LTIs contribute greatly to counter-productivity in many Australian businesses. According to the Australian Bureau of Statistics, from July 2017 to June 2018, more than 560,000 people experienced a work-related injury. A whopping 60 per cent of these injuries resulted in some time off work.
Data from 2017-18 showed 41 per cent of all serious claims were attributed to traumatic joint/ligament and muscle/tendon injuries (sprains/strains). Body stressing was the most common mechanism of injury, making up more than one third of all claims. Falls, trips and slips were responsible for another 23 per cent of all injuries, as too was hitting or being hit by objects.
Of those injured workers that took time off work in 2017–18, 48 per cent took five or more days off work, or had not returned to work.
Safe Work Australia performed an analysis based on compensation data from 2012–13. It estimated that incidents resulting in at least one shift of time lost cost businesses $3.1 billion. When workers’ compensation premiums were included in the calculation, this estimate rose to $11.5 billion.
“Safe Work Australia performed an analysis based on compensation data from 2012–13. It estimated that incidents resulting in at least one shift of time lost cost businesses $3.1 billion. When workers’ compensation premiums were included in the calculation, this estimate rose to $11.5 billion.”
There are many strategies that can be implemented to help reduce the risk of lost-time injuries occurring in the workplace.
Creating a positive safety culture should be a top priority of all workplaces. To nurture a safety culture, WorkSafe QLD recommends:
Perform regular risk assessments. When new machinery is implemented, a new worker is introduced, or procedures are changed, a new assessment should be performed.
Perform task analysis and document the inherent requirements of tasks. This can help to ensure that workers have the capacity to meet all inherent requirements of a job.

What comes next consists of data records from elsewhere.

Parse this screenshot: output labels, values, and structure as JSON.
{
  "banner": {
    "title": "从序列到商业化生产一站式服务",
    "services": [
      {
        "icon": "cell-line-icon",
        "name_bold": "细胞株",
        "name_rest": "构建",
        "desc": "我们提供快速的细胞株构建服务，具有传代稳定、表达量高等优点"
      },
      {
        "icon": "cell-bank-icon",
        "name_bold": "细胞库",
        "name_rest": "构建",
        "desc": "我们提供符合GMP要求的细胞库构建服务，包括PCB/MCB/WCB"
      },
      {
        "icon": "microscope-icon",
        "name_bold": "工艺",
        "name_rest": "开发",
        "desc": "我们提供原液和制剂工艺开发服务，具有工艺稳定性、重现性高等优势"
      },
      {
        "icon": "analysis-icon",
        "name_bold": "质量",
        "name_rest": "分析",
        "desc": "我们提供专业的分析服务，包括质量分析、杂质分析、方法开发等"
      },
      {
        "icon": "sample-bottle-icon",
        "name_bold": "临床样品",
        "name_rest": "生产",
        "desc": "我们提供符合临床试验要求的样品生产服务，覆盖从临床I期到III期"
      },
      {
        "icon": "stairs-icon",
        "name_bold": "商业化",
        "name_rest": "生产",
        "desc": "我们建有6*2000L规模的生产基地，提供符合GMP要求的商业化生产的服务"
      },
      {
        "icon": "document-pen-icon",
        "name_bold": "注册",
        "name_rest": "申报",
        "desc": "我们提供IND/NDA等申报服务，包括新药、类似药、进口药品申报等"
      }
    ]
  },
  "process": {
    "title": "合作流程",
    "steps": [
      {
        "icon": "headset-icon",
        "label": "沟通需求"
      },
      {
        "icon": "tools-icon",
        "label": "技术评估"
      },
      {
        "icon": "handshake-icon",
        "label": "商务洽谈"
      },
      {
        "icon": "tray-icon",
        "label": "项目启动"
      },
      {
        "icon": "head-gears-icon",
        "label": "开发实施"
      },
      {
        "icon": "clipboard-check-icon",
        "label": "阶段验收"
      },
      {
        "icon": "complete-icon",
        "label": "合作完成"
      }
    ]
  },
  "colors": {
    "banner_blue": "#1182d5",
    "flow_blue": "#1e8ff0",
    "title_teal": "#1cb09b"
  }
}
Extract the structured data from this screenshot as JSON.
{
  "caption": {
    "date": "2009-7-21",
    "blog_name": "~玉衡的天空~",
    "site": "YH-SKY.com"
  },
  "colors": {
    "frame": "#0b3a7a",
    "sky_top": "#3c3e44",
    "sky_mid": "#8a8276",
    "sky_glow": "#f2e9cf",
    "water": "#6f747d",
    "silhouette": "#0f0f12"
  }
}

Up to date task analysis can also help guide recommendations for return to work and alternate duties.
Personal protection equipment (PPE) should only be used as a supplement to higher-level control measures, it is still important to consider.
Investing in good quality equipment can significantly reduce the risk or severity of injuries. In some studies, providing appropriate PPE and training, can reduce the incidence of some injuries by up to 60 per cent.
“Providing appropriate PPE and training, can reduce the incidence of some injuries by up to 60 per cent.”
Training and education for the workforce is essential to ensure they adhere to safe work practices. Topics can include the following:
Workplace healthcare providers can help address these concerns by providing lifestyle advice and health coaching, to reduce the impact that many preventable lifestyle factors can have on a worker.
Ensure there is an effective injury prevention and management program in place. This could be in the form of an early intervention program. The goal is to act early to minimise the impact and duration of injuries or illness.
Overall, effective programs have been shown to deliver a five-fold return on investment. Early intervention programs have been found to improve recovery outcomes and allow employees to remain at work. It has also been shown to reduce the length of time employees are away from work and reduce the likelihood of further absenteeism.
For employers and the workplace, effective early intervention programs have been found to foster a productive and supportive work environment, increase the likelihood of return to work and in the long term, reduce the cost of premiums.
"*" indicates required fields